Aim of the exercise
The full set of lines below has to be written out again exactly.

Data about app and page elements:
|---|
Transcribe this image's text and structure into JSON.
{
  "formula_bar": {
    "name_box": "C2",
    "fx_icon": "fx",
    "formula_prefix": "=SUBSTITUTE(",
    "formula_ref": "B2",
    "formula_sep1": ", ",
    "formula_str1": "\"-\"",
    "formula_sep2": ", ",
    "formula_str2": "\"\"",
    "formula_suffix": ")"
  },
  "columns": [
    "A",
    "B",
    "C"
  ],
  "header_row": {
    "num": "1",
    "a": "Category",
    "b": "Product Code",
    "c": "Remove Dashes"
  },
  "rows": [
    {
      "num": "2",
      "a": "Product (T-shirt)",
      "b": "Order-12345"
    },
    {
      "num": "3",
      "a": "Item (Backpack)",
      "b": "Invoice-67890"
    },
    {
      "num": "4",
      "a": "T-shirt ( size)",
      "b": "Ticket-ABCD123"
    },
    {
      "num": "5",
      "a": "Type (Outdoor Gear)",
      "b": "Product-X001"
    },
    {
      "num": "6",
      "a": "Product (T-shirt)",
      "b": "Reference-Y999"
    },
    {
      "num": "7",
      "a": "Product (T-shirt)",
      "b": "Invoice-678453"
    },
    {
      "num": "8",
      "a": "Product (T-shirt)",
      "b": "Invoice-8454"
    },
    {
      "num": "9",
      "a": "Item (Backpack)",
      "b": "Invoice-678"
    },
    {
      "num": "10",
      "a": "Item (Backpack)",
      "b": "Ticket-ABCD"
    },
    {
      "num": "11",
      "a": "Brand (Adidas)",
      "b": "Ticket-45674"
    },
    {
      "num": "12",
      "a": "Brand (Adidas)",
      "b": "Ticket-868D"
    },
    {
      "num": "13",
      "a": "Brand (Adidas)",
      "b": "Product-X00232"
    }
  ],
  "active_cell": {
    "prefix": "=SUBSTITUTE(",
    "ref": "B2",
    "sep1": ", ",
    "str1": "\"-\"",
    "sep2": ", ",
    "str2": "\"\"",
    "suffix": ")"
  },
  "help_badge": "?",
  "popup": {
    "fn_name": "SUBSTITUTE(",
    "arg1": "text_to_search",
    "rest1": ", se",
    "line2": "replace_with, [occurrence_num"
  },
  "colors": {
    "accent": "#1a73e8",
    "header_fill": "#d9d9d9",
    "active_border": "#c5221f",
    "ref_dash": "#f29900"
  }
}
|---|
Answer to this problem
Transcribe this image's text and structure into JSON.
{
  "formula_bar": {
    "name_box": "C2",
    "fx_icon": "fx",
    "formula_prefix": "=SUBSTITUTE(",
    "formula_ref": "B2",
    "formula_sep1": ", ",
    "formula_str1": "\"-\"",
    "formula_sep2": ", ",
    "formula_str2": "\"\"",
    "formula_suffix": ")"
  },
  "columns": [
    "A",
    "B",
    "C"
  ],
  "header_row": {
    "num": "1",
    "a": "Category",
    "b": "Product Code",
    "c": "Remove Dashes"
  },
  "rows": [
    {
      "num": "2",
      "a": "Product (T-shirt)",
      "b": "Order-12345"
    },
    {
      "num": "3",
      "a": "Item (Backpack)",
      "b": "Invoice-67890"
    },
    {
      "num": "4",
      "a": "T-shirt ( size)",
      "b": "Ticket-ABCD123"
    },
    {
      "num": "5",
      "a": "Type (Outdoor Gear)",
      "b": "Product-X001"
    },
    {
      "num": "6",
      "a": "Product (T-shirt)",
      "b": "Reference-Y999"
    },
    {
      "num": "7",
      "a": "Product (T-shirt)",
      "b": "Invoice-678453"
    },
    {
      "num": "8",
      "a": "Product (T-shirt)",
      "b": "Invoice-8454"
    },
    {
      "num": "9",
      "a": "Item (Backpack)",
      "b": "Invoice-678"
    },
    {
      "num": "10",
      "a": "Item (Backpack)",
      "b": "Ticket-ABCD"
    },
    {
      "num": "11",
      "a": "Brand (Adidas)",
      "b": "Ticket-45674"
    },
    {
      "num": "12",
      "a": "Brand (Adidas)",
      "b": "Ticket-868D"
    },
    {
      "num": "13",
      "a": "Brand (Adidas)",
      "b": "Product-X00232"
    }
  ],
  "active_cell": {
    "prefix": "=SUBSTITUTE(",
    "ref": "B2",
    "sep1": ", ",
    "str1": "\"-\"",
    "sep2": ", ",
    "str2": "\"\"",
    "suffix": ")"
  },
  "help_badge": "?",
  "popup": {
    "fn_name": "SUBSTITUTE(",
    "arg1": "text_to_search",
    "rest1": ", se",
    "line2": "replace_with, [occurrence_num"
  },
  "colors": {
    "accent": "#1a73e8",
    "header_fill": "#d9d9d9",
    "active_border": "#c5221f",
    "ref_dash": "#f29900"
  }
}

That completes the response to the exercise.